_The task_. Tell how many lines in the data contain the word "Include", and leave out everything else.
------------------------------------------------------------------------
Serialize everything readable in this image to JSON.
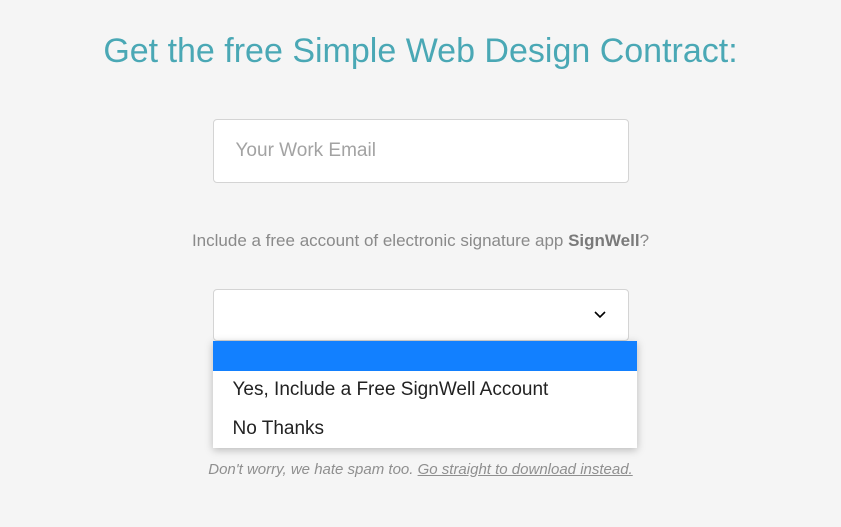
{
  "title": "Get the free Simple Web Design Contract:",
  "email": {
    "placeholder": "Your Work Email",
    "value": ""
  },
  "question": {
    "prefix": "Include a free account of electronic signature app ",
    "brand": "SignWell",
    "suffix": "?"
  },
  "dropdown": {
    "selected": "",
    "options": [
      {
        "label": "",
        "highlighted": true
      },
      {
        "label": "Yes, Include a Free SignWell Account",
        "highlighted": false
      },
      {
        "label": "No Thanks",
        "highlighted": false
      }
    ]
  },
  "footer": {
    "text": "Don't worry, we hate spam too. ",
    "link": "Go straight to download instead."
  }
}
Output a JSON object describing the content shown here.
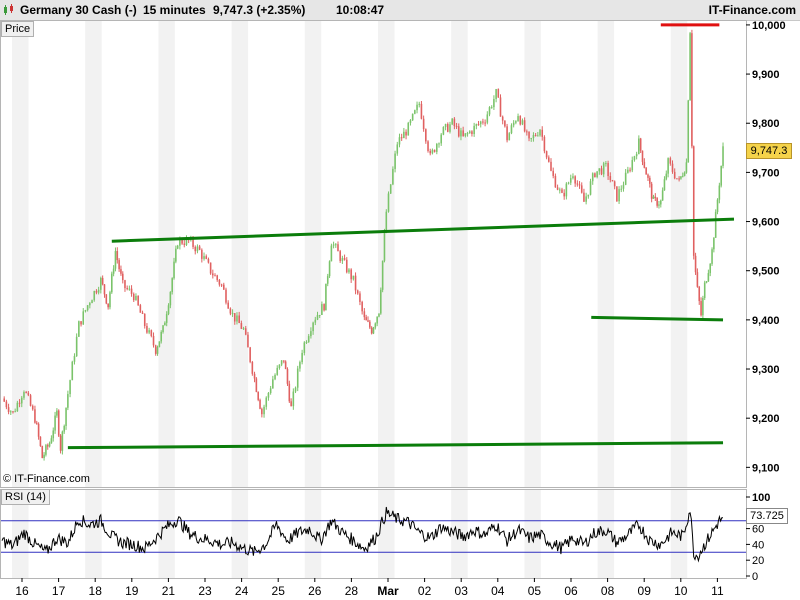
{
  "header": {
    "instrument": "Germany 30 Cash (-)",
    "interval": "15 minutes",
    "quote": "9,747.3 (+2.35%)",
    "time": "10:08:47",
    "brand": "IT-Finance.com"
  },
  "panels": {
    "price_label": "Price",
    "rsi_label": "RSI (14)",
    "copyright": "© IT-Finance.com"
  },
  "badges": {
    "last_price": "9,747.3",
    "last_rsi": "73.725"
  },
  "colors": {
    "up_candle": "#7ac36a",
    "down_candle": "#e06060",
    "trendline": "#0b7d0b",
    "resistance_line": "#e01010",
    "rsi_line": "#000000",
    "rsi_band": "#3030c0",
    "grid_stripe": "#f2f2f2"
  },
  "chart_data": [
    {
      "type": "candlestick",
      "panel": "price",
      "y_axis": {
        "ticks": [
          "9,100",
          "9,200",
          "9,300",
          "9,400",
          "9,500",
          "9,600",
          "9,700",
          "9,800",
          "9,900",
          "10,000"
        ],
        "ylim": [
          9060,
          10010
        ]
      },
      "x_axis": {
        "ticks": [
          "16",
          "17",
          "18",
          "19",
          "21",
          "23",
          "24",
          "25",
          "26",
          "28",
          "Mar",
          "02",
          "03",
          "04",
          "05",
          "06",
          "08",
          "09",
          "10",
          "11"
        ]
      },
      "x_index_range": [
        0,
        19.7
      ],
      "closes_path": [
        [
          0,
          9240
        ],
        [
          0.3,
          9210
        ],
        [
          0.6,
          9260
        ],
        [
          0.9,
          9200
        ],
        [
          1.1,
          9120
        ],
        [
          1.3,
          9150
        ],
        [
          1.5,
          9210
        ],
        [
          1.6,
          9140
        ],
        [
          1.8,
          9250
        ],
        [
          2.1,
          9390
        ],
        [
          2.4,
          9440
        ],
        [
          2.7,
          9480
        ],
        [
          2.9,
          9430
        ],
        [
          3.1,
          9540
        ],
        [
          3.3,
          9470
        ],
        [
          3.6,
          9450
        ],
        [
          3.9,
          9390
        ],
        [
          4.2,
          9340
        ],
        [
          4.4,
          9380
        ],
        [
          4.6,
          9460
        ],
        [
          4.8,
          9560
        ],
        [
          5.1,
          9560
        ],
        [
          5.4,
          9540
        ],
        [
          5.7,
          9500
        ],
        [
          6.0,
          9470
        ],
        [
          6.3,
          9410
        ],
        [
          6.6,
          9380
        ],
        [
          6.9,
          9280
        ],
        [
          7.1,
          9210
        ],
        [
          7.4,
          9280
        ],
        [
          7.7,
          9320
        ],
        [
          7.9,
          9220
        ],
        [
          8.2,
          9340
        ],
        [
          8.5,
          9400
        ],
        [
          8.8,
          9430
        ],
        [
          9.0,
          9560
        ],
        [
          9.3,
          9520
        ],
        [
          9.6,
          9480
        ],
        [
          9.9,
          9400
        ],
        [
          10.1,
          9380
        ],
        [
          10.3,
          9420
        ],
        [
          10.5,
          9620
        ],
        [
          10.8,
          9760
        ],
        [
          11.1,
          9790
        ],
        [
          11.4,
          9840
        ],
        [
          11.7,
          9730
        ],
        [
          12.0,
          9780
        ],
        [
          12.3,
          9800
        ],
        [
          12.6,
          9770
        ],
        [
          12.9,
          9790
        ],
        [
          13.2,
          9810
        ],
        [
          13.5,
          9860
        ],
        [
          13.8,
          9770
        ],
        [
          14.1,
          9820
        ],
        [
          14.4,
          9760
        ],
        [
          14.7,
          9790
        ],
        [
          15.0,
          9700
        ],
        [
          15.3,
          9650
        ],
        [
          15.6,
          9700
        ],
        [
          15.9,
          9640
        ],
        [
          16.2,
          9700
        ],
        [
          16.5,
          9710
        ],
        [
          16.8,
          9650
        ],
        [
          17.1,
          9700
        ],
        [
          17.4,
          9760
        ],
        [
          17.6,
          9700
        ],
        [
          17.8,
          9640
        ],
        [
          18.0,
          9640
        ],
        [
          18.2,
          9720
        ],
        [
          18.5,
          9680
        ],
        [
          18.7,
          9720
        ],
        [
          18.8,
          9990
        ],
        [
          18.9,
          9530
        ],
        [
          19.0,
          9460
        ],
        [
          19.1,
          9410
        ],
        [
          19.2,
          9470
        ],
        [
          19.4,
          9540
        ],
        [
          19.6,
          9680
        ],
        [
          19.7,
          9747
        ]
      ],
      "annotations": {
        "trend_lines": [
          {
            "from": [
              3.0,
              9560
            ],
            "to": [
              20.0,
              9605
            ]
          },
          {
            "from": [
              1.8,
              9140
            ],
            "to": [
              19.7,
              9150
            ]
          },
          {
            "from": [
              16.1,
              9405
            ],
            "to": [
              19.7,
              9400
            ]
          }
        ],
        "resistance_line": {
          "from": [
            18.0,
            10000
          ],
          "to": [
            19.6,
            10000
          ]
        }
      }
    },
    {
      "type": "line",
      "panel": "rsi",
      "y_axis": {
        "ticks": [
          "0",
          "20",
          "40",
          "60",
          "100"
        ],
        "ylim": [
          0,
          100
        ]
      },
      "bands": [
        30,
        70
      ],
      "closes_path": [
        [
          0,
          45
        ],
        [
          0.3,
          38
        ],
        [
          0.6,
          55
        ],
        [
          0.9,
          40
        ],
        [
          1.2,
          30
        ],
        [
          1.5,
          48
        ],
        [
          1.8,
          42
        ],
        [
          2.1,
          72
        ],
        [
          2.4,
          65
        ],
        [
          2.7,
          70
        ],
        [
          3.0,
          50
        ],
        [
          3.3,
          42
        ],
        [
          3.6,
          40
        ],
        [
          3.9,
          35
        ],
        [
          4.2,
          48
        ],
        [
          4.5,
          62
        ],
        [
          4.8,
          72
        ],
        [
          5.1,
          55
        ],
        [
          5.4,
          48
        ],
        [
          5.7,
          45
        ],
        [
          6.0,
          40
        ],
        [
          6.3,
          42
        ],
        [
          6.6,
          35
        ],
        [
          6.9,
          30
        ],
        [
          7.2,
          40
        ],
        [
          7.5,
          65
        ],
        [
          7.8,
          45
        ],
        [
          8.1,
          55
        ],
        [
          8.4,
          60
        ],
        [
          8.7,
          45
        ],
        [
          9.0,
          70
        ],
        [
          9.3,
          55
        ],
        [
          9.6,
          45
        ],
        [
          9.9,
          35
        ],
        [
          10.2,
          48
        ],
        [
          10.5,
          80
        ],
        [
          10.8,
          72
        ],
        [
          11.1,
          68
        ],
        [
          11.4,
          55
        ],
        [
          11.7,
          48
        ],
        [
          12.0,
          62
        ],
        [
          12.3,
          56
        ],
        [
          12.6,
          50
        ],
        [
          12.9,
          58
        ],
        [
          13.2,
          52
        ],
        [
          13.5,
          65
        ],
        [
          13.8,
          45
        ],
        [
          14.1,
          58
        ],
        [
          14.4,
          48
        ],
        [
          14.7,
          52
        ],
        [
          15.0,
          42
        ],
        [
          15.3,
          35
        ],
        [
          15.6,
          48
        ],
        [
          15.9,
          40
        ],
        [
          16.2,
          55
        ],
        [
          16.5,
          58
        ],
        [
          16.8,
          42
        ],
        [
          17.1,
          52
        ],
        [
          17.4,
          65
        ],
        [
          17.7,
          45
        ],
        [
          18.0,
          40
        ],
        [
          18.3,
          55
        ],
        [
          18.6,
          50
        ],
        [
          18.8,
          85
        ],
        [
          18.9,
          30
        ],
        [
          19.0,
          25
        ],
        [
          19.2,
          40
        ],
        [
          19.4,
          55
        ],
        [
          19.6,
          70
        ],
        [
          19.7,
          73.725
        ]
      ]
    }
  ]
}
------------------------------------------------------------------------
_Task output_. 2